▶ TASK ITEM:
Look through the entries below. Say how many lines include "accent", with nothing added.

═════ SUPPLIED DATA

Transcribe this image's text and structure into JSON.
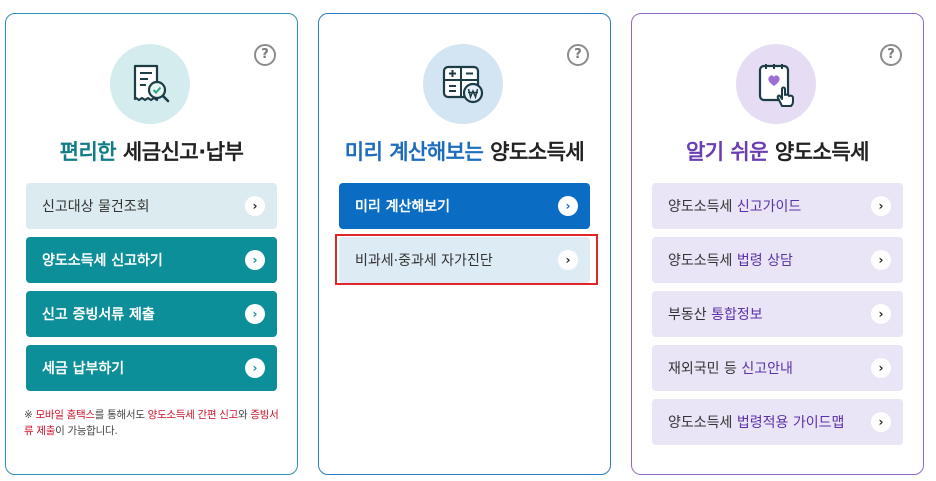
{
  "colors": {
    "teal": "#0d8f9a",
    "blue": "#0b6cc4",
    "purple": "#6a3eb2",
    "selection_outline": "#e0252b"
  },
  "help_symbol": "?",
  "arrow_symbol": "›",
  "card1": {
    "icon": "receipt-search-icon",
    "title_highlight": "편리한",
    "title_rest": " 세금신고·납부",
    "buttons": [
      {
        "label": "신고대상 물건조회",
        "style": "light"
      },
      {
        "label": "양도소득세 신고하기",
        "style": "dark"
      },
      {
        "label": "신고 증빙서류 제출",
        "style": "dark"
      },
      {
        "label": "세금 납부하기",
        "style": "dark"
      }
    ],
    "note": {
      "prefix": "※ ",
      "r1": "모바일 홈택스",
      "t1": "를 통해서도 ",
      "r2": "양도소득세 간편 신고",
      "t2": "와 ",
      "r3": "증빙서류 제출",
      "t3": "이 가능합니다."
    }
  },
  "card2": {
    "icon": "calculator-won-icon",
    "title_highlight": "미리 계산해보는",
    "title_rest": " 양도소득세",
    "buttons": [
      {
        "label": "미리 계산해보기",
        "style": "dark"
      },
      {
        "label": "비과세·중과세 자가진단",
        "style": "light",
        "selected": true
      }
    ]
  },
  "card3": {
    "icon": "heart-document-hand-icon",
    "title_highlight": "알기 쉬운",
    "title_rest": " 양도소득세",
    "buttons": [
      {
        "plain": "양도소득세 ",
        "accent": "신고가이드"
      },
      {
        "plain": "양도소득세 ",
        "accent": "법령 상담"
      },
      {
        "plain": "부동산 ",
        "accent": "통합정보"
      },
      {
        "plain": "재외국민 등 ",
        "accent": "신고안내"
      },
      {
        "plain": "양도소득세 ",
        "accent": "법령적용 가이드맵"
      }
    ]
  }
}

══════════

▶ REPLY TO THE EXERCISE:
5